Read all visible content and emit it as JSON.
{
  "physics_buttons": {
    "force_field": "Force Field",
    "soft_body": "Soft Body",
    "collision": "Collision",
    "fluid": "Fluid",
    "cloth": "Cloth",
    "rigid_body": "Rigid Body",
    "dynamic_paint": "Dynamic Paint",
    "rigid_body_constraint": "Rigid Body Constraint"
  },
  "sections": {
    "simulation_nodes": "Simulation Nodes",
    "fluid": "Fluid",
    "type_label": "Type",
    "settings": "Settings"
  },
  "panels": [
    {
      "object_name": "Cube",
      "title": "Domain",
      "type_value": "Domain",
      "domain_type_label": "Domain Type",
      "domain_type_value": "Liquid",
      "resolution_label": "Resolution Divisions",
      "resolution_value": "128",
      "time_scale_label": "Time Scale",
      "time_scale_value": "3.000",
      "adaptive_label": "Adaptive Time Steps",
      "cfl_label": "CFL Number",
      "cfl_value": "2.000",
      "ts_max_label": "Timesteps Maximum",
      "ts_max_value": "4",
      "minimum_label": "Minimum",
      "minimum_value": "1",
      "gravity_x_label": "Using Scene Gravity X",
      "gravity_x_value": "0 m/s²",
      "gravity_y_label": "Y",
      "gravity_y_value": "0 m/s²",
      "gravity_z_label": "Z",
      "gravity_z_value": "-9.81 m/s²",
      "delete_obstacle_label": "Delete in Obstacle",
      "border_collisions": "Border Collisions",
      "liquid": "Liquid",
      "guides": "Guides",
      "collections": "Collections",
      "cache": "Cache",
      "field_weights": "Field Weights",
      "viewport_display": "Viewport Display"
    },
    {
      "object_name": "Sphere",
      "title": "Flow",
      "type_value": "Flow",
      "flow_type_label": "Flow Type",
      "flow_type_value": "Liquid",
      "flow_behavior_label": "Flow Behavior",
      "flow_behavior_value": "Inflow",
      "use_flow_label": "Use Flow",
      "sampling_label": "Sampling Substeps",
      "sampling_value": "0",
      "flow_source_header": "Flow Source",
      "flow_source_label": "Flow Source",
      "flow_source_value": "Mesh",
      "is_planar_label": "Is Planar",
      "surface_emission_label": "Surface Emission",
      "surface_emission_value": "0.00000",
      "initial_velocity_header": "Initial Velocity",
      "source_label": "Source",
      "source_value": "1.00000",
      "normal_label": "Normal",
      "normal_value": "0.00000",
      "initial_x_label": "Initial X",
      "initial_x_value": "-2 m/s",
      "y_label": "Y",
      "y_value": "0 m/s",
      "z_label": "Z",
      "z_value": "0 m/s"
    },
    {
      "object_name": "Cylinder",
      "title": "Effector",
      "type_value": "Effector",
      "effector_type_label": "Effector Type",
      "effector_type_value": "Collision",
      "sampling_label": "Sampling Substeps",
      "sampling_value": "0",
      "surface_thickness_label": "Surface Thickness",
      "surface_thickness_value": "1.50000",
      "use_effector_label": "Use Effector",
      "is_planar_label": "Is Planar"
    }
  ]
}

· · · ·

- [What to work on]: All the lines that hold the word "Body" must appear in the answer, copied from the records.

- [Solution to this task]:
    "soft_body": "Soft Body",
    "rigid_body": "Rigid Body",
    "rigid_body_constraint": "Rigid Body Constraint"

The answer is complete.